**Exercise**.
Would you please copy each line below that includes the string "foto"?

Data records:
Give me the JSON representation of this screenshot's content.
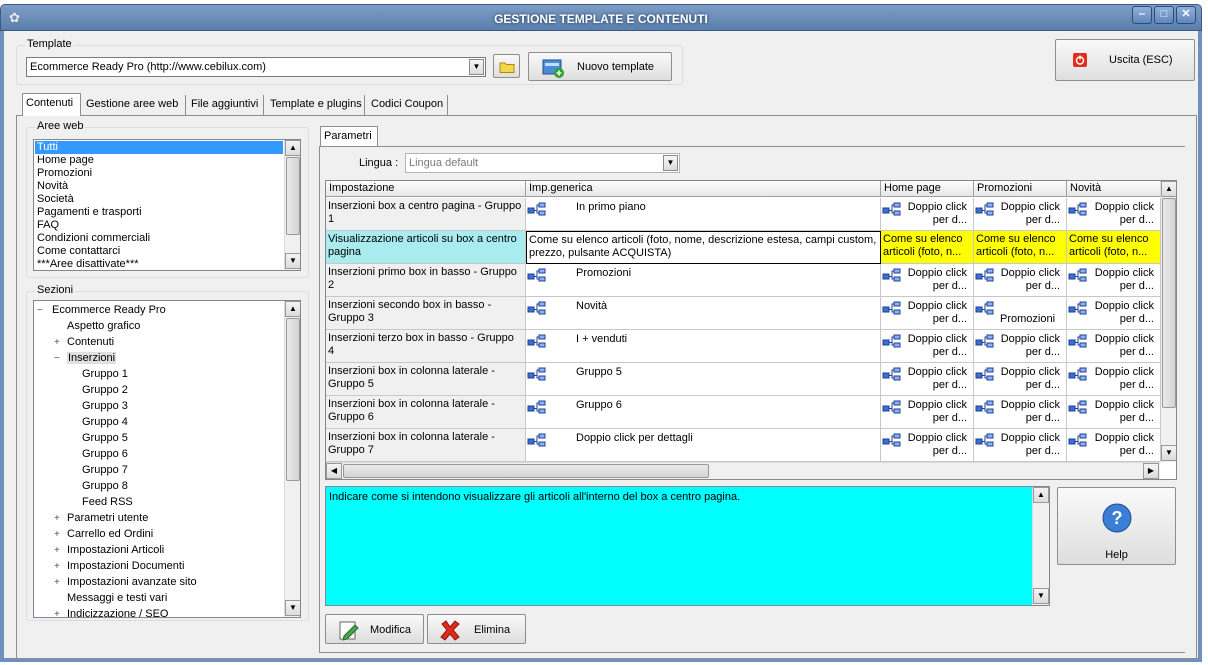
{
  "window": {
    "title": "GESTIONE TEMPLATE E CONTENUTI",
    "minimize": "‒",
    "maximize": "□",
    "close": "✕"
  },
  "template": {
    "legend": "Template",
    "value": "Ecommerce Ready Pro (http://www.cebilux.com)",
    "new_button": "Nuovo template",
    "exit_button": "Uscita (ESC)"
  },
  "tabs": [
    "Contenuti",
    "Gestione aree web",
    "File aggiuntivi",
    "Template e plugins",
    "Codici Coupon"
  ],
  "aree_web": {
    "legend": "Aree web",
    "items": [
      "Tutti",
      "Home page",
      "Promozioni",
      "Novità",
      "Società",
      "Pagamenti e trasporti",
      "FAQ",
      "Condizioni commerciali",
      "Come contattarci",
      "***Aree disattivate***"
    ]
  },
  "sezioni": {
    "legend": "Sezioni",
    "nodes": [
      "Ecommerce Ready Pro",
      "Aspetto grafico",
      "Contenuti",
      "Inserzioni",
      "Gruppo 1",
      "Gruppo 2",
      "Gruppo 3",
      "Gruppo 4",
      "Gruppo 5",
      "Gruppo 6",
      "Gruppo 7",
      "Gruppo 8",
      "Feed RSS",
      "Parametri utente",
      "Carrello ed Ordini",
      "Impostazioni Articoli",
      "Impostazioni Documenti",
      "Impostazioni avanzate sito",
      "Messaggi e testi vari",
      "Indicizzazione / SEO"
    ]
  },
  "parametri": {
    "tab": "Parametri",
    "lingua_label": "Lingua :",
    "lingua_value": "Lingua default"
  },
  "grid": {
    "headers": [
      "Impostazione",
      "Imp.generica",
      "Home page",
      "Promozioni",
      "Novità"
    ],
    "rows": [
      {
        "label": "Inserzioni box a centro pagina - Gruppo 1",
        "generic": "In primo piano",
        "cells": [
          "Doppio click per d...",
          "Doppio click per d...",
          "Doppio click per d..."
        ]
      },
      {
        "label": "Visualizzazione articoli su box a centro pagina",
        "generic": "Come su elenco articoli (foto, nome, descrizione estesa, campi custom, prezzo, pulsante ACQUISTA)",
        "cells": [
          "Come su elenco articoli (foto, n...",
          "Come su elenco articoli (foto, n...",
          "Come su elenco articoli (foto, n..."
        ]
      },
      {
        "label": "Inserzioni primo box in basso - Gruppo 2",
        "generic": "Promozioni",
        "cells": [
          "Doppio click per d...",
          "Doppio click per d...",
          "Doppio click per d..."
        ]
      },
      {
        "label": "Inserzioni secondo box in basso - Gruppo 3",
        "generic": "Novità",
        "cells": [
          "Doppio click per d...",
          "Promozioni",
          "Doppio click per d..."
        ]
      },
      {
        "label": "Inserzioni terzo box in basso - Gruppo 4",
        "generic": "I + venduti",
        "cells": [
          "Doppio click per d...",
          "Doppio click per d...",
          "Doppio click per d..."
        ]
      },
      {
        "label": "Inserzioni box in colonna laterale - Gruppo 5",
        "generic": "Gruppo 5",
        "cells": [
          "Doppio click per d...",
          "Doppio click per d...",
          "Doppio click per d..."
        ]
      },
      {
        "label": "Inserzioni box in colonna laterale - Gruppo 6",
        "generic": "Gruppo 6",
        "cells": [
          "Doppio click per d...",
          "Doppio click per d...",
          "Doppio click per d..."
        ]
      },
      {
        "label": "Inserzioni box in colonna laterale - Gruppo 7",
        "generic": "Doppio click per dettagli",
        "cells": [
          "Doppio click per d...",
          "Doppio click per d...",
          "Doppio click per d..."
        ]
      }
    ]
  },
  "description": "Indicare come si intendono visualizzare gli articoli all'interno del box a centro pagina.",
  "help_button": "Help",
  "modifica_button": "Modifica",
  "elimina_button": "Elimina",
  "colors": {
    "title_bar": "#6b8cb8",
    "highlight": "#a8ecf0",
    "yellow": "#ffff00",
    "description_bg": "#00ffff",
    "selection": "#3399ff"
  }
}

**Exercise solution**.
        "generic": "Come su elenco articoli (foto, nome, descrizione estesa, campi custom, prezzo, pulsante ACQUISTA)",
          "Come su elenco articoli (foto, n...",
          "Come su elenco articoli (foto, n...",
          "Come su elenco articoli (foto, n..."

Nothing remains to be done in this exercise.